• Assigned task
Quote the entries in full, character for character, without their images.

• Extracted information

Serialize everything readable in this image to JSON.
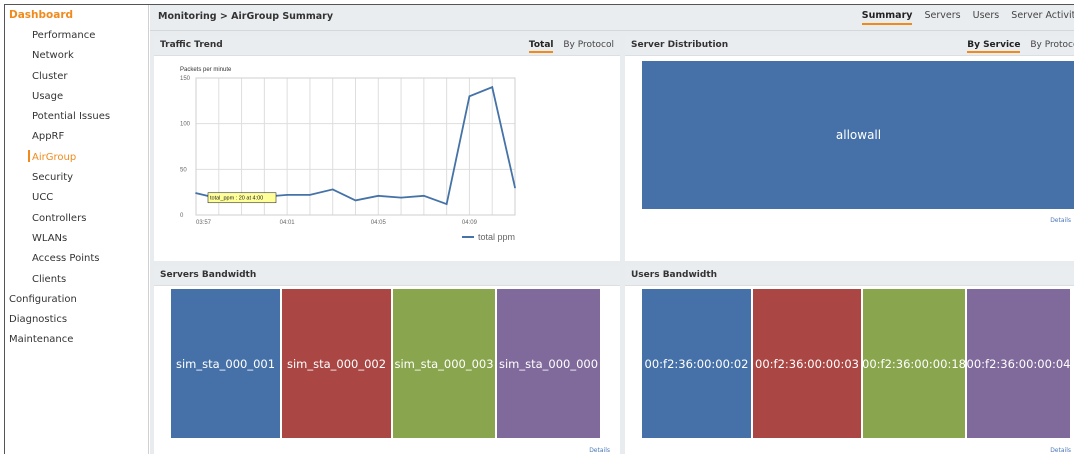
{
  "sidebar": {
    "dashboard": "Dashboard",
    "sub_items": [
      {
        "label": "Performance",
        "name": "sidebar-item-performance"
      },
      {
        "label": "Network",
        "name": "sidebar-item-network"
      },
      {
        "label": "Cluster",
        "name": "sidebar-item-cluster"
      },
      {
        "label": "Usage",
        "name": "sidebar-item-usage"
      },
      {
        "label": "Potential Issues",
        "name": "sidebar-item-potential-issues"
      },
      {
        "label": "AppRF",
        "name": "sidebar-item-apprf"
      },
      {
        "label": "AirGroup",
        "name": "sidebar-item-airgroup",
        "active": true
      },
      {
        "label": "Security",
        "name": "sidebar-item-security"
      },
      {
        "label": "UCC",
        "name": "sidebar-item-ucc"
      },
      {
        "label": "Controllers",
        "name": "sidebar-item-controllers"
      },
      {
        "label": "WLANs",
        "name": "sidebar-item-wlans"
      },
      {
        "label": "Access Points",
        "name": "sidebar-item-access-points"
      },
      {
        "label": "Clients",
        "name": "sidebar-item-clients"
      }
    ],
    "main_items": [
      {
        "label": "Configuration",
        "name": "sidebar-item-configuration"
      },
      {
        "label": "Diagnostics",
        "name": "sidebar-item-diagnostics"
      },
      {
        "label": "Maintenance",
        "name": "sidebar-item-maintenance"
      }
    ]
  },
  "header": {
    "breadcrumb": "Monitoring > AirGroup Summary",
    "tabs": [
      "Summary",
      "Servers",
      "Users",
      "Server Activity"
    ]
  },
  "traffic_trend": {
    "title": "Traffic Trend",
    "tabs": [
      "Total",
      "By Protocol"
    ],
    "y_label": "Packets per minute",
    "tooltip": "total_ppm : 20 at 4:00",
    "legend": "total ppm"
  },
  "server_distribution": {
    "title": "Server Distribution",
    "tabs": [
      "By Service",
      "By Protocol"
    ],
    "tile_label": "allowall",
    "details": "Details"
  },
  "servers_bandwidth": {
    "title": "Servers Bandwidth",
    "tiles": [
      "sim_sta_000_001",
      "sim_sta_000_002",
      "sim_sta_000_003",
      "sim_sta_000_000"
    ],
    "details": "Details"
  },
  "users_bandwidth": {
    "title": "Users Bandwidth",
    "tiles": [
      "00:f2:36:00:00:02",
      "00:f2:36:00:00:03",
      "00:f2:36:00:00:18",
      "00:f2:36:00:00:04"
    ],
    "details": "Details"
  },
  "colors": {
    "accent": "#f08a1c",
    "tile_blue": "#4571a8",
    "tile_red": "#aa4643",
    "tile_green": "#89a54e",
    "tile_purple": "#80699b",
    "line": "#4572a7"
  },
  "chart_data": {
    "type": "line",
    "ylabel": "Packets per minute",
    "ylim": [
      0,
      150
    ],
    "yticks": [
      0,
      50,
      100,
      150
    ],
    "xticks": [
      "03:57",
      "04:01",
      "04:05",
      "04:09"
    ],
    "grid": true,
    "legend_position": "bottom-right",
    "series": [
      {
        "name": "total ppm",
        "x": [
          "03:57",
          "03:58",
          "03:59",
          "04:00",
          "04:01",
          "04:02",
          "04:03",
          "04:04",
          "04:05",
          "04:06",
          "04:07",
          "04:08",
          "04:09",
          "04:10",
          "04:11"
        ],
        "values": [
          24,
          18,
          22,
          20,
          22,
          22,
          28,
          16,
          21,
          19,
          21,
          12,
          130,
          140,
          30
        ]
      }
    ]
  }
}
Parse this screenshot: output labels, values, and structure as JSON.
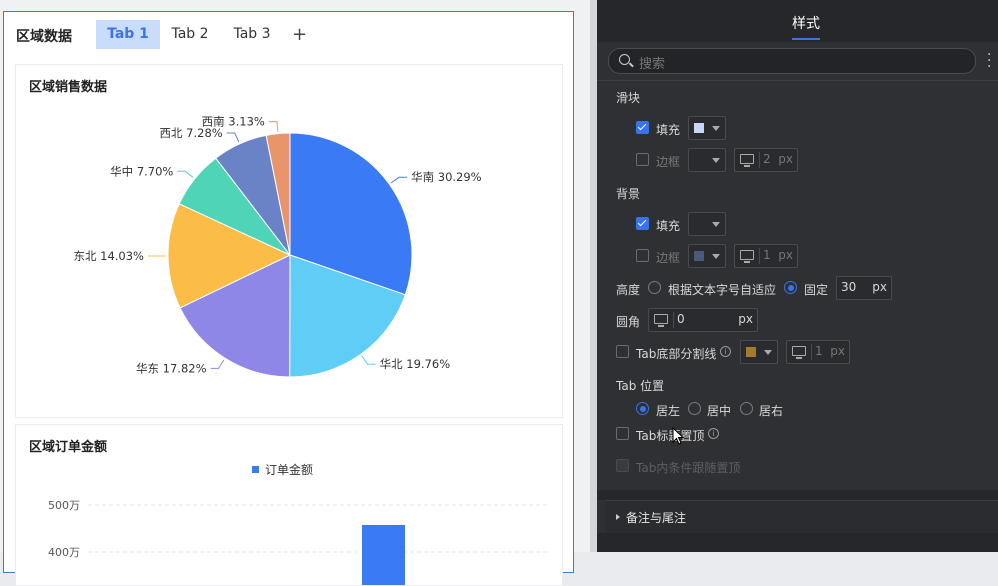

• Response to the task
Serialize everything readable in this image to JSON.
{
  "sidebar": {
    "dashboard": "Dashboard",
    "sub_items": [
      {
        "label": "Performance",
        "name": "sidebar-item-performance"
      },
      {
        "label": "Network",
        "name": "sidebar-item-network"
      },
      {
        "label": "Cluster",
        "name": "sidebar-item-cluster"
      },
      {
        "label": "Usage",
        "name": "sidebar-item-usage"
      },
      {
        "label": "Potential Issues",
        "name": "sidebar-item-potential-issues"
      },
      {
        "label": "AppRF",
        "name": "sidebar-item-apprf"
      },
      {
        "label": "AirGroup",
        "name": "sidebar-item-airgroup",
        "active": true
      },
      {
        "label": "Security",
        "name": "sidebar-item-security"
      },
      {
        "label": "UCC",
        "name": "sidebar-item-ucc"
      },
      {
        "label": "Controllers",
        "name": "sidebar-item-controllers"
      },
      {
        "label": "WLANs",
        "name": "sidebar-item-wlans"
      },
      {
        "label": "Access Points",
        "name": "sidebar-item-access-points"
      },
      {
        "label": "Clients",
        "name": "sidebar-item-clients"
      }
    ],
    "main_items": [
      {
        "label": "Configuration",
        "name": "sidebar-item-configuration"
      },
      {
        "label": "Diagnostics",
        "name": "sidebar-item-diagnostics"
      },
      {
        "label": "Maintenance",
        "name": "sidebar-item-maintenance"
      }
    ]
  },
  "header": {
    "breadcrumb": "Monitoring > AirGroup Summary",
    "tabs": [
      "Summary",
      "Servers",
      "Users",
      "Server Activity"
    ]
  },
  "traffic_trend": {
    "title": "Traffic Trend",
    "tabs": [
      "Total",
      "By Protocol"
    ],
    "y_label": "Packets per minute",
    "tooltip": "total_ppm : 20 at 4:00",
    "legend": "total ppm"
  },
  "server_distribution": {
    "title": "Server Distribution",
    "tabs": [
      "By Service",
      "By Protocol"
    ],
    "tile_label": "allowall",
    "details": "Details"
  },
  "servers_bandwidth": {
    "title": "Servers Bandwidth",
    "tiles": [
      "sim_sta_000_001",
      "sim_sta_000_002",
      "sim_sta_000_003",
      "sim_sta_000_000"
    ],
    "details": "Details"
  },
  "users_bandwidth": {
    "title": "Users Bandwidth",
    "tiles": [
      "00:f2:36:00:00:02",
      "00:f2:36:00:00:03",
      "00:f2:36:00:00:18",
      "00:f2:36:00:00:04"
    ],
    "details": "Details"
  },
  "colors": {
    "accent": "#f08a1c",
    "tile_blue": "#4571a8",
    "tile_red": "#aa4643",
    "tile_green": "#89a54e",
    "tile_purple": "#80699b",
    "line": "#4572a7"
  },
  "chart_data": {
    "type": "line",
    "ylabel": "Packets per minute",
    "ylim": [
      0,
      150
    ],
    "yticks": [
      0,
      50,
      100,
      150
    ],
    "xticks": [
      "03:57",
      "04:01",
      "04:05",
      "04:09"
    ],
    "grid": true,
    "legend_position": "bottom-right",
    "series": [
      {
        "name": "total ppm",
        "x": [
          "03:57",
          "03:58",
          "03:59",
          "04:00",
          "04:01",
          "04:02",
          "04:03",
          "04:04",
          "04:05",
          "04:06",
          "04:07",
          "04:08",
          "04:09",
          "04:10",
          "04:11"
        ],
        "values": [
          24,
          18,
          22,
          20,
          22,
          22,
          28,
          16,
          21,
          19,
          21,
          12,
          130,
          140,
          30
        ]
      }
    ]
  }
}
Parse this screenshot: output labels, values, and structure as JSON.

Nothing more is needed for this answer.